(Records from a data source)
*** Begin section ***

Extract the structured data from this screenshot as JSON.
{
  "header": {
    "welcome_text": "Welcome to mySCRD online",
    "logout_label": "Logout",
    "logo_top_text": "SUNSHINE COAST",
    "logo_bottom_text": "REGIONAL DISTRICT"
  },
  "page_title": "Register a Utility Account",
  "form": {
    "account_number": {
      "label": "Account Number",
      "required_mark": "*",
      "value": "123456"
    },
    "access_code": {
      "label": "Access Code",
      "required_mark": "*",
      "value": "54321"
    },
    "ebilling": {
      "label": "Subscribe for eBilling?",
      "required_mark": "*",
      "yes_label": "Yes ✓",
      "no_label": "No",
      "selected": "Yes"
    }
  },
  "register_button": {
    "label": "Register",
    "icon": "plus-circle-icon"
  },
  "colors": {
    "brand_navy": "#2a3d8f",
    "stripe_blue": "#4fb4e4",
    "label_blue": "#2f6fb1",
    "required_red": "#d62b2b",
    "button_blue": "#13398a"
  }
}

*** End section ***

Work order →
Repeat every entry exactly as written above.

Response box →
Extract the structured data from this screenshot as JSON.
{
  "header": {
    "welcome_text": "Welcome to mySCRD online",
    "logout_label": "Logout",
    "logo_top_text": "SUNSHINE COAST",
    "logo_bottom_text": "REGIONAL DISTRICT"
  },
  "page_title": "Register a Utility Account",
  "form": {
    "account_number": {
      "label": "Account Number",
      "required_mark": "*",
      "value": "123456"
    },
    "access_code": {
      "label": "Access Code",
      "required_mark": "*",
      "value": "54321"
    },
    "ebilling": {
      "label": "Subscribe for eBilling?",
      "required_mark": "*",
      "yes_label": "Yes ✓",
      "no_label": "No",
      "selected": "Yes"
    }
  },
  "register_button": {
    "label": "Register",
    "icon": "plus-circle-icon"
  },
  "colors": {
    "brand_navy": "#2a3d8f",
    "stripe_blue": "#4fb4e4",
    "label_blue": "#2f6fb1",
    "required_red": "#d62b2b",
    "button_blue": "#13398a"
  }
}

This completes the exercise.